Will this be the last paper election?

With the General Election just around the corner, we look at how technology is playing a role in the way we engage with campaigns, feel connected and learn party policies, the only way it isn’t playing a role, is in how we actually vote.

This is the first UK election campaign to run so heavily on social media in the hope of engaging a broader audience, especially younger voters. In 2010, only 44% of 18 to 25 year olds voted, compared to 75% of over 65’s.  A recent poll predicting how many young people definitely plan to vote in the next general election was found to be only 23%, with 60% saying that they wanted to be able to vote online.

So what has changed about this years online campaign approach? Well, the answer is pretty much everything, as people have become more comfortable with social media sites, the online world has opened a door to new campaign tactics. It is estimated that the spend on social media has increased significantly with the Conservatives spending upwards of £100,000 and Labour spending £10,000 each month on YouTube, Facebook and Twitter campaigns.

The Electoral Commission is using mobile for the first time to persuade and encourage young people to vote in this year’s election. The campaign emphasises the importance of voting and highlights their role in the UK’s future. The mobile campaign forms part of a broader marketing push to encourage people to register to vote.

The emphasis on online campaigning stretches further than the top social networking sites. Politicians are seeing the benefits of getting involved with sites that reach voters who might not pay attention to more traditional forms of media. Sites such as BuzzFeed have a reach equal to or possibly greater than other news organisations and are being recognised for their ability to connect with voters.

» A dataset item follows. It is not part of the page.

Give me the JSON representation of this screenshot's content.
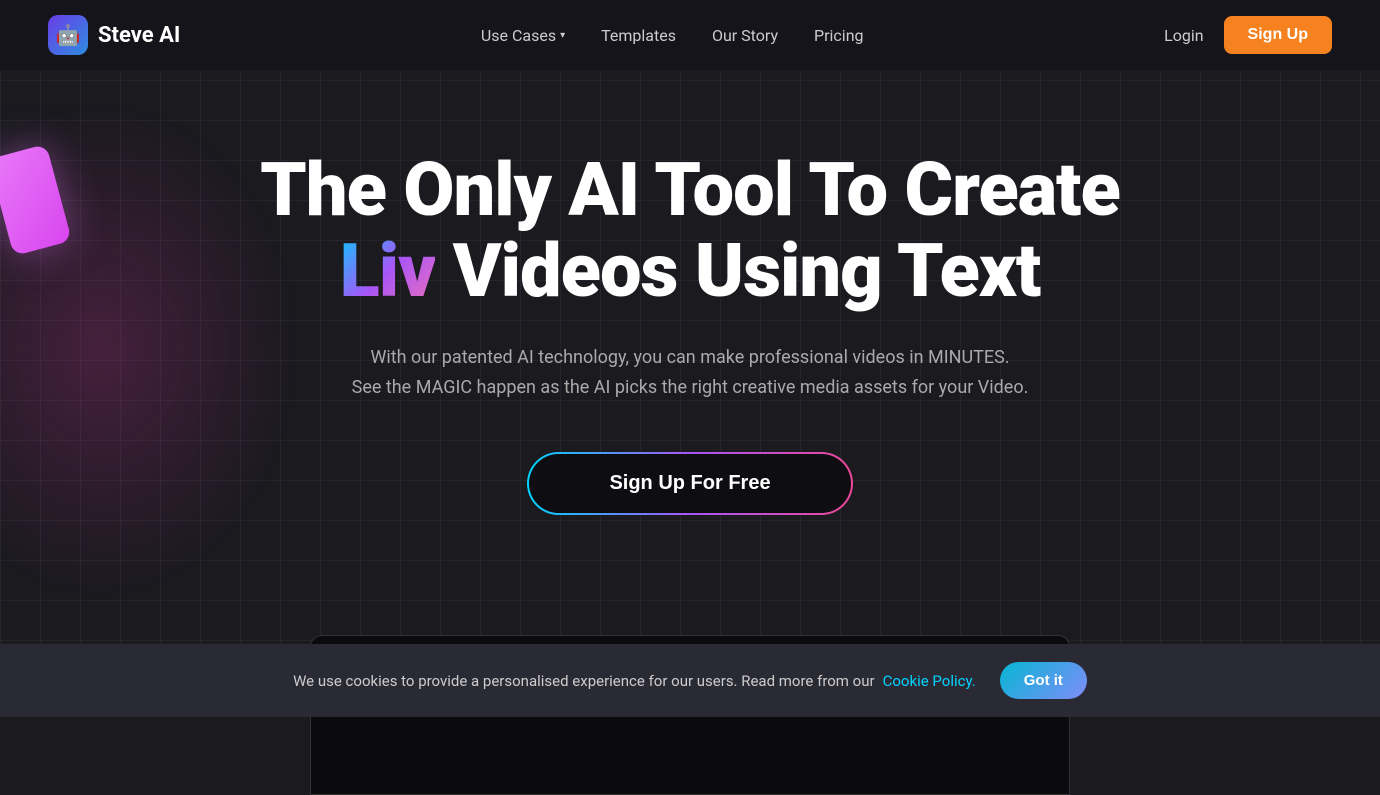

In Britain, political advertising is banned on TV and Radio but not on the Internet, therefore enabling the parties to have more direct contact with the electorate through sites like Twitter and Facebook where comments can be read and replied to. Television debates include social media in their debate structure by posing questions from Twitter users to ask the political leaders.

2010 was an important year for social media campaigning, as it was the first year it was really possible. The previous general election of 2005 was limited online, seeing as Facebook was still restricted to US university students and Twitter didn’t start until March 2006.

The question is, will all of this Social media effort be worthwhile? Only time will tell, but it has certainly opened up a new platform for engaging voters.

 

Written by

Katherine Thomson